Students gambling online despite awareness programs

According to the Public Health Agency of Canada, almost three out of four Canadians aged 10 to 19 engage in some form of gambling. (Photo by: Justin-Barry Mahoney)

John Joseph Sabattis, a 20-year-old who studies office management at the Nova Scotia Community College in Halifax, is an avid online poker player. He gambles on American servers even though he is not of legal age to gamble in the United States.

Usually triggered by emotional distress or boredom, Sabattis can spend up to three hours a week playing online poker using pre-paid credit cards he purchases at the local drugstore.

When gambling online, he purposely zooms past the site's disclaimers but says that he would like to have something in place "to make it more rational" for him to play, to make him think about his decision to gamble to counter his impulse.

On a good day, Sabbatis can limit his spending to $20. On a bad one, he can spend up to $100. Sabattis says that gambling online has affected his sleep and study patterns.

When it comes to online gambling-awareness programs for young people in Nova Scotia, parents are encouraged to download a program from the Nova Scotia Gaming Corporation's website called BetStopper; a free Internet application that blocks children from visiting gambling websites when using the family computer.

But what about Nova Scotia students who access online gambling sites using their own personal computers or wireless devices?

The corporation recognises that youth and university students spend a large majority of their time on wireless devices that may come loaded with gambling applications, or can be used to download gambling applications. But it doesn't offer a gambling-awareness application geared specifically to students who gamble on websites outside Nova Scotia's jurisdiction.

On Oct. 14, the corporation announced it was not going to offer any online gambling. Robyn McIsaac, vice-president for prevention programming, explained that the corporation doesn't want to deal with offshore or out-of-province servers when it comes to online gambling. Ironically, you can purchase lottery tickets and play ibingo or Texas Hold'em Poker on the website of the Atlantic Lottery Corporation's, of which the NSGC is a shareholder.

Rather, the its youth gambling-awareness programs focus on risks related to tangible forms of gambling, such as bingo games, card games and lottery tickets. These are the predominant types of youth gambling, McIsaac says, and this can be attributed in part to parents giving lottery tickets as Christmas gifts.

According to the Public Health Agency of Canada, 70 per cent of Canadians aged 10 to 19 engage in some form of gambling.

William Shead, an associate professor at Mount Saint Vincent University who specialises in youth gambling, recently analysed Internet gambling habits in American university students. From the sample he surveyed, Shead concluded that poker "is the predominant online gambling activity."

For gambling-awareness aimed at university students, the gaming corporation works with the Responsible Gaming Council, a Canadian non-profit organization. The council uses Know the Score (kts2), an interactive display that goes from campus to campus across the country, to explain gambling risks.

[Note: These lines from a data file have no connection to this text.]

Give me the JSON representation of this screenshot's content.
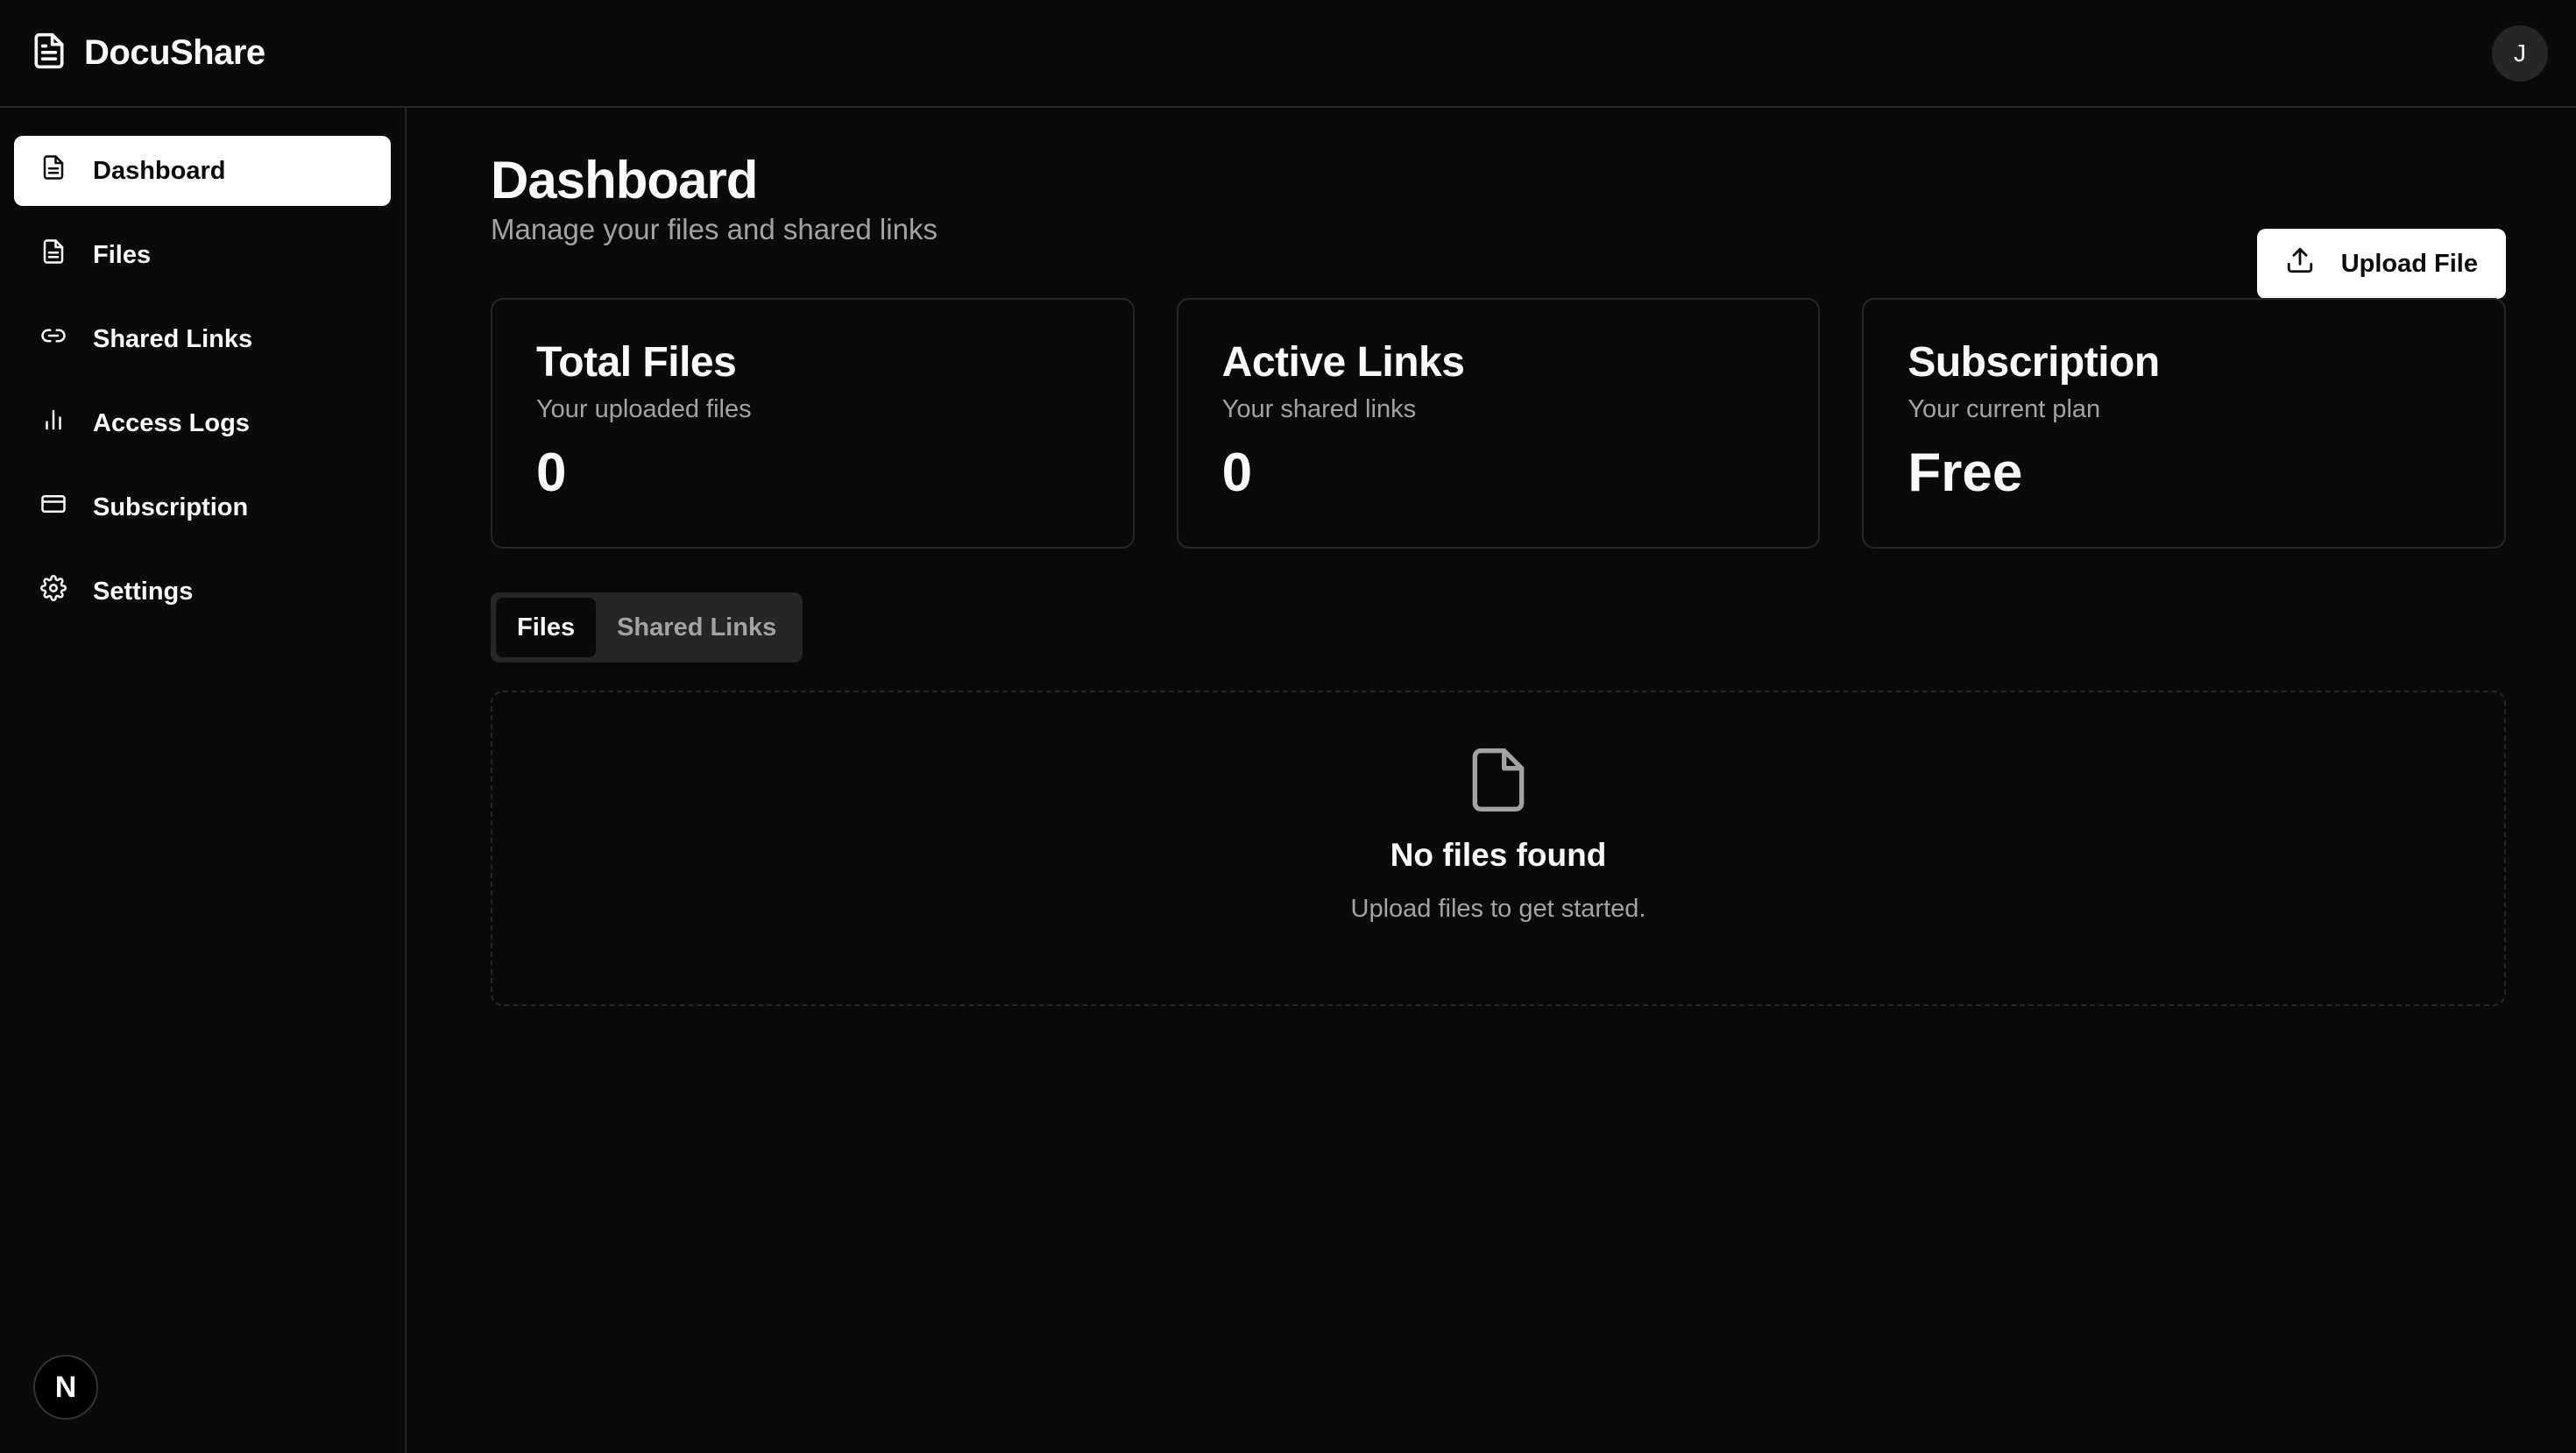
{
  "app": {
    "name": "DocuShare",
    "logo_icon": "file-text-icon",
    "user_initial": "J"
  },
  "sidebar": {
    "items": [
      {
        "label": "Dashboard",
        "icon": "file-text-icon",
        "active": true
      },
      {
        "label": "Files",
        "icon": "file-icon",
        "active": false
      },
      {
        "label": "Shared Links",
        "icon": "link-icon",
        "active": false
      },
      {
        "label": "Access Logs",
        "icon": "bar-chart-icon",
        "active": false
      },
      {
        "label": "Subscription",
        "icon": "credit-card-icon",
        "active": false
      },
      {
        "label": "Settings",
        "icon": "gear-icon",
        "active": false
      }
    ],
    "footer_badge": "N"
  },
  "main": {
    "title": "Dashboard",
    "subtitle": "Manage your files and shared links",
    "upload_label": "Upload File",
    "cards": [
      {
        "title": "Total Files",
        "description": "Your uploaded files",
        "value": "0"
      },
      {
        "title": "Active Links",
        "description": "Your shared links",
        "value": "0"
      },
      {
        "title": "Subscription",
        "description": "Your current plan",
        "value": "Free"
      }
    ],
    "tabs": [
      {
        "label": "Files",
        "active": true
      },
      {
        "label": "Shared Links",
        "active": false
      }
    ],
    "empty_state": {
      "title": "No files found",
      "description": "Upload files to get started."
    }
  },
  "colors": {
    "background": "#0a0a0a",
    "border": "#262626",
    "muted_text": "#a3a3a3",
    "primary": "#ffffff"
  }
}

The kts2 kiosk was on display at Mount Saint Vincent University and Dalhousie University this fall during the province's gambling awareness week. Students can win scholarships and iPads just by playing kts2.


Comments on this story are now closed

I find it amazing that children at the age of 10yrs are gambling. I can't even imagin gambling crossing my mind when I was that age. I guess for all the good the intrnet does in the world, it has many bad sides too.

Posted by Dan L. | Dec 8, 2021